Warning graphic citation unknown, graph from, Hope image from

Wednesday, March 9, 2022

Pausing to Ponder the Class of 2030

When I was doing my spin through all of the various Google Arts and Culture Experiments, I happened on on of them that caused me to take pause. 

The title: "Slogans for the Class of 2030." 

We do a lot with the "Class of 20__" structure at my school. Given that, I knew that those students were our current fourth graders. Additionally, with the style of this video and with the young artist Celeste, it really left me wondering where we would be in 8 years in terms of innovation and technological advancement. For some predictions, check out this article/image gallery from Goodhousekeeping: "30 Facts About the Class of 2030."

Our world ahead is most certainly for our children to create! May we teach them well

Video from, Image from

Saturday, March 5, 2022

Harvard's Askwith Education Forum: How K-12 Schools Can Take Action on Climate Change

A colleague pointed me in the direction of Harvard's Askwith Education Forum's webinar: How K-12 Schools Can Take Action on Climate Change. Not only was it free to register, but free to watch for all after the fact. It was a powerful hour of discussion with moderator Bridget Long (Dean and Saris Professor of Economics at Harvard Graduate School of Education) and 3 amazing experts: 
  • John King Jr., President and CEO, The Education Trust; former U.S. Secretary of Education 
  • Pedro Martinez, CEO, Chicago Public Schools
  • Becky Pringle, President, National Education Association
[Side Note: One of the interesting things was John King Jr's approach given he is a fellow Maryland resident. When I started doing more digging on him, I also discovered that he is a candidate for the Governor of Maryland.] 

The conversation between these experts in this webinar focuses on how schools and educators can be leaders toward a more sustainable planet and society. Additionally, they discuss the multi-faceted impact of environmental justice and why there is such a great need to educate our students on these factors.

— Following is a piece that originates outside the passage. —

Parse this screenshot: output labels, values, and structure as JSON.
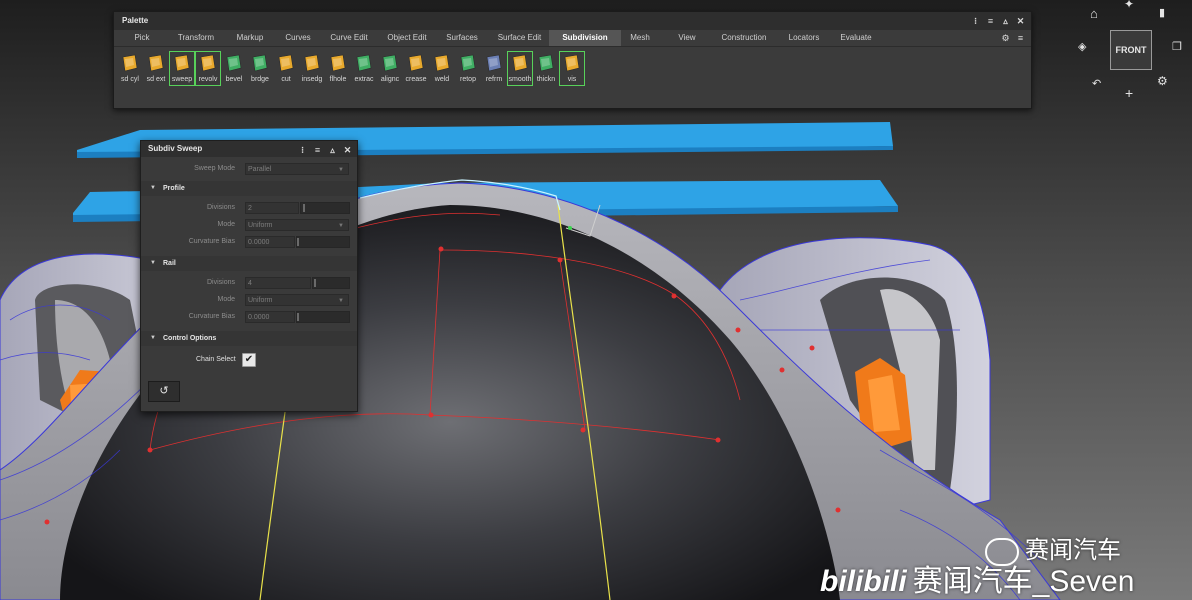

They also share information about the Aspen Institute's K12 Climate Action Plan and the Local K-12 Climate Plan's Key Questions to Get Started. These are two great resources for environmental educators.

To learn more, go to the Askwith Education Forum's page and watch the video and learn more about the webinar. You can also watch it here or below.

Wednesday, March 2, 2022

Environmental Good News

There's a lot going on in the world right now. Especially as we are approaching the 2 year mark of major global impact from the pandemic, (along with climate crisis, racial injustice, and polarized politics). The current events in the Ukraine feel extraordinarily heavy and hard. [In fact, if you and your children are having trouble with that, please check out this article at Very Well Family.]

Given the harshness of the 2020s so far, sounds like we need a heavy dose of "insert good news here."

IPS Positive News Stories does just that. The Inner Picture Stories (IPS) Project was created by Jellis Vaes. The purpose of IPS is to share forward stories connected to the beauty of life, opportunities that surround us, and ways of getting a better handle on healthy mental health. Sharing the good stuff!

In their December 24, 2021 podcast, they bring to light "5 Positive Changes in the Environment." It can be easy to be stuck in the doom and gloom especially when it comes to the environment. So here, they focus on these 5 stories, showcasing a short video for each on their website highlighting more about each one.

1. Search Engine Ecosia, where you can plant trees through clicks. They just planted their 100-millionth tree.

2. Nzambi Matee started her company Gjenge Makers to create bricks from recycled plastic. In addition to being lightweight and low cost, they are 5 to 7 times stronger than concrete.

3. In Oslo, Norway, they launched the Yara Birkeland, the first electric, self-propelled container ship. This cuts 1,000 tons of carbon dioxide.

4. A study from The Society of Conservation Biology has shown that conservation programs have aided in preventing 48+ animal extinctions during the 27 years between 1993-2020.

5. In Liguria, Italy the Ocean Reef Group launched Nemo's Garden, a first in the area of underwater vegetable gardening.

Image created at